WHAT IS BEING ASKED →
Search the material for the string "with", then return every line where it is found.

Segment Start: INPUT RECORDS

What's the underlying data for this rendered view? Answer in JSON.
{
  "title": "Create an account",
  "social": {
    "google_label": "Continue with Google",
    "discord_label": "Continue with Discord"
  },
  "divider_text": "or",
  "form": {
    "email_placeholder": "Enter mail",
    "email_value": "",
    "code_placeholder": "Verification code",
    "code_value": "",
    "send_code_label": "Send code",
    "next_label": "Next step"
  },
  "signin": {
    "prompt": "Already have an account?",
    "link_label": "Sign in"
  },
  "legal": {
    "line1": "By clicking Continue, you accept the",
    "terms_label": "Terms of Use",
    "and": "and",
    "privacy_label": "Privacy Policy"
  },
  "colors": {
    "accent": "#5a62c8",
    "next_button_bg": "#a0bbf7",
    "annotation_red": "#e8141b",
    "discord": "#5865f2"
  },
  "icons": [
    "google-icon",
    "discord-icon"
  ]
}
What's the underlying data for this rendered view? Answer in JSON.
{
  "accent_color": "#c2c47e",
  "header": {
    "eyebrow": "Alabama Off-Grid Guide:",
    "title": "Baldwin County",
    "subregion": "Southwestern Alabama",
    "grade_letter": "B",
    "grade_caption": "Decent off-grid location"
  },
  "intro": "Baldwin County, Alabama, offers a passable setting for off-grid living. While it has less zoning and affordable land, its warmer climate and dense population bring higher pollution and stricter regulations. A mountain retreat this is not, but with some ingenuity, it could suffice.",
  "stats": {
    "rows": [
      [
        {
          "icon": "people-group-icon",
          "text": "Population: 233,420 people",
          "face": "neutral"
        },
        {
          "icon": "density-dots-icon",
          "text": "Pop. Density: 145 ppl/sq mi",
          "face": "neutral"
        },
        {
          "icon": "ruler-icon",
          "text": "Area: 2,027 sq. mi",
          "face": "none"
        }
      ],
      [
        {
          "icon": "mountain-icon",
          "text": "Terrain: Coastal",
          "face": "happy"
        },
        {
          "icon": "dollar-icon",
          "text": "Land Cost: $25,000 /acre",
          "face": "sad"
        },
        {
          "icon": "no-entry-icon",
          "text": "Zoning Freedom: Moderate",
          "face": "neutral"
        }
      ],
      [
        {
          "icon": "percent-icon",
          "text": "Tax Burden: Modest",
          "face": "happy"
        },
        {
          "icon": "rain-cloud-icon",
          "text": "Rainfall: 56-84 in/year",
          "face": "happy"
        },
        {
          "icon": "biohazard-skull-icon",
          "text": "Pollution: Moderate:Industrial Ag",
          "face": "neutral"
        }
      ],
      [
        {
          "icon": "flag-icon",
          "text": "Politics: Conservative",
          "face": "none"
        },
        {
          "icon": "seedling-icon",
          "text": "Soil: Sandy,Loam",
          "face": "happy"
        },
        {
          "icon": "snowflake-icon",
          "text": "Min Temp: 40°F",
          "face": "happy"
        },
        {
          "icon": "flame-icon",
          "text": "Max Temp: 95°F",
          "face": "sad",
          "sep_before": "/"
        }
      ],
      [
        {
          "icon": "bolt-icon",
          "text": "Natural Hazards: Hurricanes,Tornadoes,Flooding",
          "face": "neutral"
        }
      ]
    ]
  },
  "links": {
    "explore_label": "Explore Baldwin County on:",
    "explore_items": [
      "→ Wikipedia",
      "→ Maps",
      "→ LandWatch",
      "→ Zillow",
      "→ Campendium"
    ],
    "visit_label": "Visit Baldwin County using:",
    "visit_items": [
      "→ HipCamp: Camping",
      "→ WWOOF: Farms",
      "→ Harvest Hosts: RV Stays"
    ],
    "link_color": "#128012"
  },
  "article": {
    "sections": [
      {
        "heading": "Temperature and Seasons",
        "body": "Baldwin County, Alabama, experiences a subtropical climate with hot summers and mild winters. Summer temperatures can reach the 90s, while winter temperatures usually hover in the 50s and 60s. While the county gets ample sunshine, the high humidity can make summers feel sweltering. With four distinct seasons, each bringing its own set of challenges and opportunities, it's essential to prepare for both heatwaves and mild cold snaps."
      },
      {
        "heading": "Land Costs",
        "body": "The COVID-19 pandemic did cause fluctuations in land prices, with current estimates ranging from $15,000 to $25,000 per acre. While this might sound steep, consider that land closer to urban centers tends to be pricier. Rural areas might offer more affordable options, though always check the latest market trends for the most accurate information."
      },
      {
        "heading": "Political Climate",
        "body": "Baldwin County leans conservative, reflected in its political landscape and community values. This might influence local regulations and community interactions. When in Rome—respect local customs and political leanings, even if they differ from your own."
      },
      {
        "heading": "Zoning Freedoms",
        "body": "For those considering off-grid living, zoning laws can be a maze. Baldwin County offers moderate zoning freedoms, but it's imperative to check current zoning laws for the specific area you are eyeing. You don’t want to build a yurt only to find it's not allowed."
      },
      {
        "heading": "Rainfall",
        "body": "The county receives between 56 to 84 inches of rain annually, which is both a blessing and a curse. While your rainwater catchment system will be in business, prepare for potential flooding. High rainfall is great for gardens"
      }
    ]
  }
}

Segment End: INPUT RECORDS

ANSWER →
    "google_label": "Continue with Google",
    "discord_label": "Continue with Discord"
  "intro": "Baldwin County, Alabama, offers a passable setting for off-grid living. While it has less zoning and affordable land, its warmer climate and dense population bring higher pollution and stricter regulations. A mountain retreat this is not, but with some ingenuity, it could suffice.",
        "body": "Baldwin County, Alabama, experiences a subtropical climate with hot summers and mild winters. Summer temperatures can reach the 90s, while winter temperatures usually hover in the 50s and 60s. While the county gets ample sunshine, the high humidity can make summers feel sweltering. With four distinct seasons, each bringing its own set of challenges and opportunities, it's essential to prepare for both heatwaves and mild cold snaps."
        "body": "The COVID-19 pandemic did cause fluctuations in land prices, with current estimates ranging from $15,000 to $25,000 per acre. While this might sound steep, consider that land closer to urban centers tends to be pricier. Rural areas might offer more affordable options, though always check the latest market trends for the most accurate information."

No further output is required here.